Wing Biddlebaum talked much with his hands. The slender expressive fingers, forever active, forever striving to conceal themselves in his pockets or behind his back, came forth and became the piston rods of his machinery of expression.
While closing them into fists, beating them on a table, and pounding them on a stump, he feels comfortable to express himself openly, no longer concealing his story and emotions. Noticing their movements, George wants to ask about Wing’s hands.
At times an almost overwhelming curiosity had taken hold of him. He felt that there must be a reason for their strange activity and their inclination to keep hidden away and only a growing respect for Wing Biddlebaum kept him from blurting out the questions that were often in his mind.
Anderson does not allow George to confront Wing about his hands; instead, the author creates tension and leaves George to wait for and interpret any significant meaning behind the hands’s movements. On day, Wing suddenly grabs George by the shoulders and admonishes him for fearing his dreams and trying to fit in with the townspeople. Wing implores George to ignore others and pursue his own dreams. Then

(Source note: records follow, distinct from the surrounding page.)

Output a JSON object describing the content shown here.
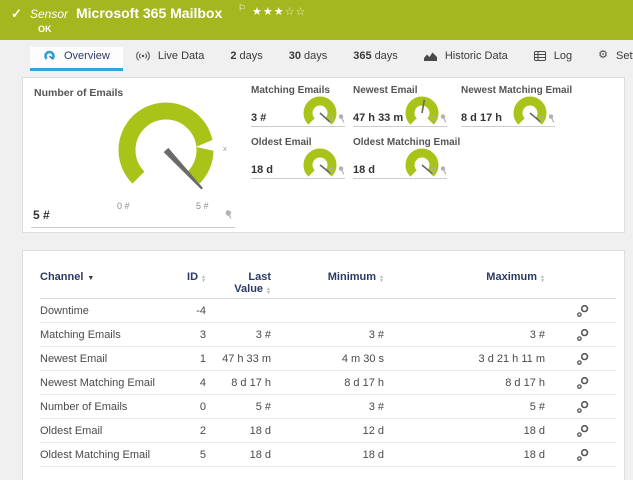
{
  "colors": {
    "brand_green": "#a5b71f",
    "gauge_green": "#a9c319",
    "accent_blue": "#35a3dc",
    "table_header_text": "#2b3a66"
  },
  "sensor_header": {
    "check": "✓",
    "type_label": "Sensor",
    "title": "Microsoft 365 Mailbox",
    "flag": "⚐",
    "stars_filled": "★★★",
    "stars_empty": "☆☆",
    "status": "OK"
  },
  "tabs": [
    {
      "num": "",
      "text": "Overview"
    },
    {
      "num": "",
      "text": "Live Data"
    },
    {
      "num": "2",
      "text": "days"
    },
    {
      "num": "30",
      "text": "days"
    },
    {
      "num": "365",
      "text": "days"
    },
    {
      "num": "",
      "text": "Historic Data"
    },
    {
      "num": "",
      "text": "Log"
    },
    {
      "num": "",
      "text": "Settings"
    }
  ],
  "gauges": {
    "main": {
      "title": "Number of Emails",
      "value": "5 #",
      "scale_min": "0 #",
      "scale_max": "5 #",
      "marker_label": "x",
      "needle_deg": 47
    },
    "minis": [
      {
        "title": "Matching Emails",
        "value": "3 #",
        "needle_deg": 42
      },
      {
        "title": "Newest Email",
        "value": "47 h 33 m",
        "needle_deg": -80
      },
      {
        "title": "Newest Matching Email",
        "value": "8 d 17 h",
        "needle_deg": 40
      },
      {
        "title": "Oldest Email",
        "value": "18 d",
        "needle_deg": 38
      },
      {
        "title": "Oldest Matching Email",
        "value": "18 d",
        "needle_deg": 40
      }
    ]
  },
  "table": {
    "columns": [
      "Channel",
      "ID",
      "Last Value",
      "Minimum",
      "Maximum"
    ],
    "rows": [
      {
        "channel": "Downtime",
        "id": "-4",
        "last": "",
        "min": "",
        "max": ""
      },
      {
        "channel": "Matching Emails",
        "id": "3",
        "last": "3 #",
        "min": "3 #",
        "max": "3 #"
      },
      {
        "channel": "Newest Email",
        "id": "1",
        "last": "47 h 33 m",
        "min": "4 m 30 s",
        "max": "3 d 21 h 11 m"
      },
      {
        "channel": "Newest Matching Email",
        "id": "4",
        "last": "8 d 17 h",
        "min": "8 d 17 h",
        "max": "8 d 17 h"
      },
      {
        "channel": "Number of Emails",
        "id": "0",
        "last": "5 #",
        "min": "3 #",
        "max": "5 #"
      },
      {
        "channel": "Oldest Email",
        "id": "2",
        "last": "18 d",
        "min": "12 d",
        "max": "18 d"
      },
      {
        "channel": "Oldest Matching Email",
        "id": "5",
        "last": "18 d",
        "min": "18 d",
        "max": "18 d"
      }
    ]
  }
}
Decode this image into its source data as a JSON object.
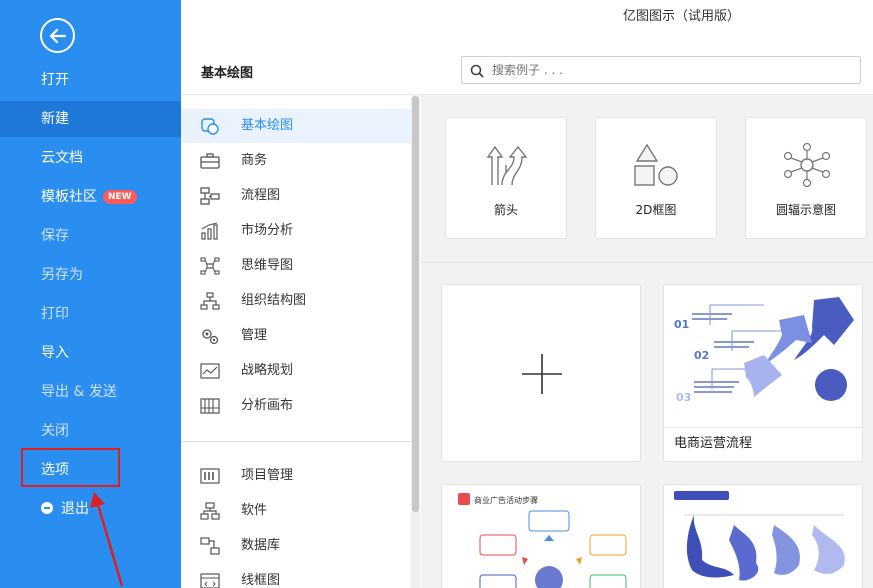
{
  "window": {
    "title": "亿图图示（试用版）"
  },
  "sidebar": {
    "items": [
      {
        "label": "打开"
      },
      {
        "label": "新建"
      },
      {
        "label": "云文档"
      },
      {
        "label": "模板社区",
        "badge": "NEW"
      },
      {
        "label": "保存"
      },
      {
        "label": "另存为"
      },
      {
        "label": "打印"
      },
      {
        "label": "导入"
      },
      {
        "label": "导出 & 发送"
      },
      {
        "label": "关闭"
      },
      {
        "label": "选项"
      },
      {
        "label": "退出"
      }
    ]
  },
  "header": {
    "section_title": "基本绘图"
  },
  "search": {
    "placeholder": "搜索例子 . . ."
  },
  "categories": [
    {
      "label": "基本绘图"
    },
    {
      "label": "商务"
    },
    {
      "label": "流程图"
    },
    {
      "label": "市场分析"
    },
    {
      "label": "思维导图"
    },
    {
      "label": "组织结构图"
    },
    {
      "label": "管理"
    },
    {
      "label": "战略规划"
    },
    {
      "label": "分析画布"
    },
    {
      "label": "项目管理"
    },
    {
      "label": "软件"
    },
    {
      "label": "数据库"
    },
    {
      "label": "线框图"
    }
  ],
  "tiles": [
    {
      "label": "箭头"
    },
    {
      "label": "2D框图"
    },
    {
      "label": "圆辐示意图"
    }
  ],
  "templates": [
    {
      "label": ""
    },
    {
      "label": "电商运营流程"
    },
    {
      "label": ""
    },
    {
      "label": ""
    }
  ],
  "thumbnails": {
    "ecommerce": {
      "n1": "01",
      "n2": "02",
      "n3": "03"
    },
    "ad_steps": {
      "title": "商业广告活动步骤"
    }
  },
  "colors": {
    "sidebar": "#2a8ef0",
    "sidebar_active": "#1e78d8",
    "accent": "#2a8ef0",
    "highlight": "#e02020",
    "badge": "#ff5b5b"
  }
}
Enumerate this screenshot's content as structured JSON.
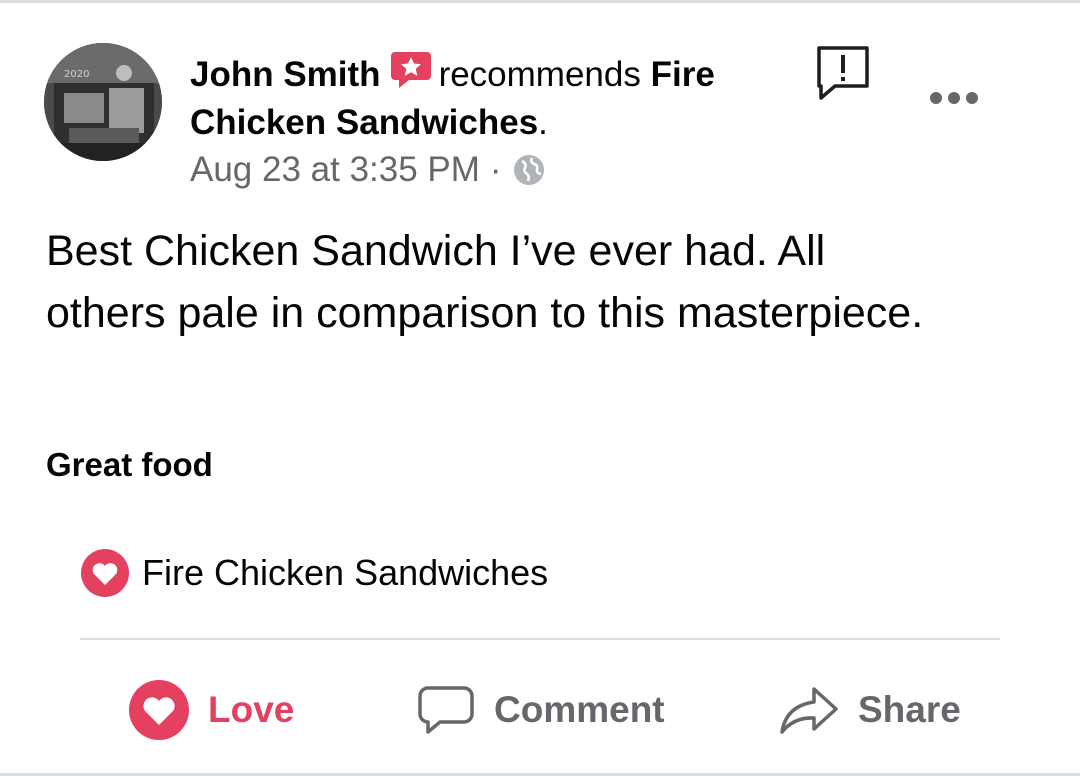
{
  "post": {
    "author": "John Smith",
    "verb": "recommends",
    "page_line1": "Fire",
    "page_line2": "Chicken Sandwiches",
    "period": ".",
    "timestamp": "Aug 23 at 3:35 PM",
    "separator": "·",
    "privacy_icon": "globe-icon",
    "avatar_text": "2020",
    "body": "Best Chicken Sandwich I’ve ever had. All others pale in comparison to this masterpiece.",
    "tag": "Great food"
  },
  "recommendation": {
    "icon": "heart-icon",
    "page_name": "Fire Chicken Sandwiches"
  },
  "actions": {
    "love": "Love",
    "comment": "Comment",
    "share": "Share"
  },
  "icons": {
    "report": "report-icon",
    "more": "more-options-icon",
    "recommend_badge": "recommend-badge-icon"
  },
  "colors": {
    "love_red": "#e4405f",
    "secondary_text": "#65676b",
    "text": "#050505",
    "divider": "#dadde1"
  }
}
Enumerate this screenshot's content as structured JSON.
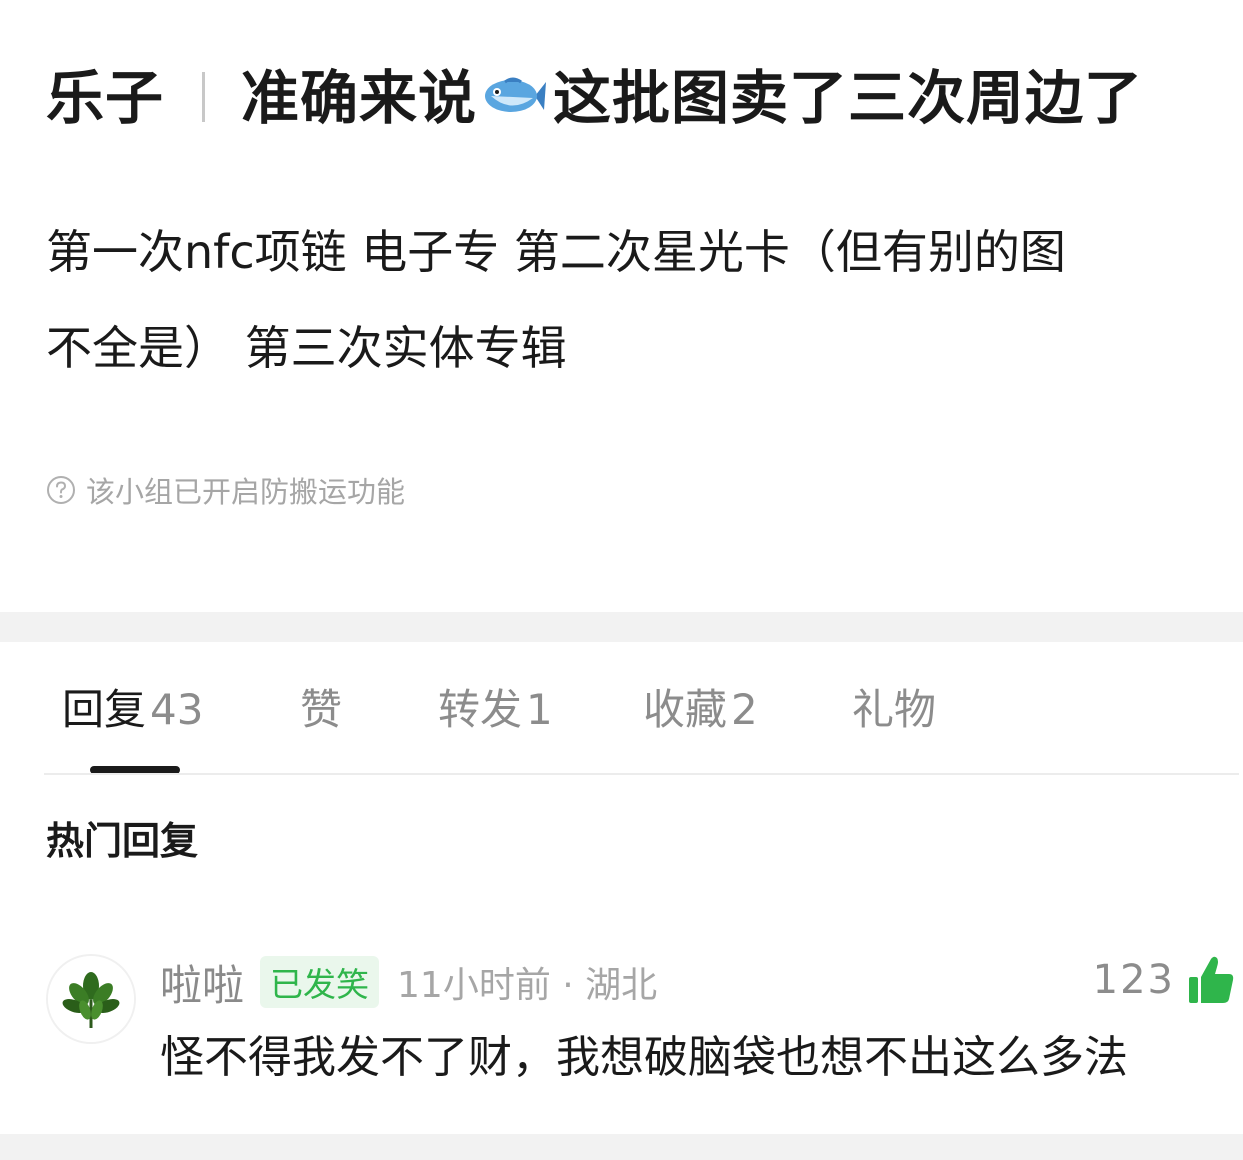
{
  "post": {
    "group": "乐子",
    "title_part1": "准确来说",
    "title_emoji": "fish-emoji",
    "title_part2": "这批图卖了三次周边了",
    "body_line1": "第一次nfc项链 电子专 第二次星光卡（但有别的图",
    "body_line2": "不全是） 第三次实体专辑",
    "notice": "该小组已开启防搬运功能"
  },
  "tabs": [
    {
      "label": "回复",
      "count": "43",
      "active": true
    },
    {
      "label": "赞",
      "count": ""
    },
    {
      "label": "转发",
      "count": "1"
    },
    {
      "label": "收藏",
      "count": "2"
    },
    {
      "label": "礼物",
      "count": ""
    }
  ],
  "section": {
    "hot_replies": "热门回复"
  },
  "comment": {
    "user": "啦啦",
    "badge": "已发笑",
    "time_location": "11小时前 · 湖北",
    "likes": "123",
    "text": "怪不得我发不了财，我想破脑袋也想不出这么多法",
    "avatar": "leaf-avatar"
  },
  "colors": {
    "text_primary": "#1a1a1a",
    "text_secondary": "#8c8c8c",
    "accent_green": "#2fb54b",
    "badge_bg": "#eaf7ec",
    "band_gray": "#f2f2f2"
  }
}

he raised the hands to caress the boy and then a look of horror swept over his face.
With a convulsive movement of his body, Wing Biddlebaum sprang to his feet and thrust his hands deep into his trousers pockets. Tears came to his eyes.
Once again, Sherwood omits the reason for Wing’s sudden breakdown and does not allow George to ask about Wing’s hand movements. George notes
the terror he had seen in the man's eyes. "There's something wrong, but I don't want to know what it is. His hands have something to do with his fear of me and of everyone."
Until this point, the reader wonders about the significance of Wing’s hands but knows it must be related to Wing’s unspoken past. The narrator then reveals Wing’s history. Long ago, his “hands were but fluttering pennants of promise.” Formerly known as Adolph Myers, Wing was a sensitive, compassionate teacher who
was one of those rare, little understood men who rule by a power so gentle that it passes as a lovable weakness. In their feeling for the boys under their charge such men are not unlike the finer sort of women in their love of men.
And yet that is but crudely stated. It needs the poet there.
Instead of “crudely” stating what happened, Anderson calls for a poet to explain past events. The narrative requires sensitivity and gentleness in order to present details with subtlety. It does not need lurid and graphic words. Wing felt for his male students what women feel “in their love of men.” While talking to them, he caressed their shoulders and played with their hair.
In a way the voice and the hands, the stroking of the shoulders and the touching of the hair were a part of the schoolmaster's effort to carry a dream into the young minds. By the caress that was in his fingers he expressed himself. He was one of those men in whom the force that creates life is diffused, not centralized. Under the caress of his hands doubt and disbelief went out of the minds of the boys and they began also to dream.
Because specific detail is omitted, the reader can only interpret—but not confirm—that Wing had homosexual feelings toward the boys. What is apparent is Wing’s nurturing compassion for them; his voice and touch released them of their doubts and inspired them to dream. Unfortunately, one student accuses Wing of sexual advances and turns the town against him.
Hidden, shadowy doubts that had been in men's minds concerning Adolph Myers were galvanized into beliefs.
Ultimately, hands are used against Wing; the father of one of his students beats him and men go to his house—one carrying “a rope in his hands”—to hang him. The men hurl sticks and mud at Wing as he flees. Hands become as weapons and tools of violence and oppression, not compassion and nurturing.
Later, any mention of homosexuality is omitted.
Again and again the fathers of the boys had talked of the hands. "Keep your hands to yourself," the saloon keeper had roared, dancing with fury in the schoolhouse yard.
Notice that the fathers do not tell their boys why they should keep their hands to themselves.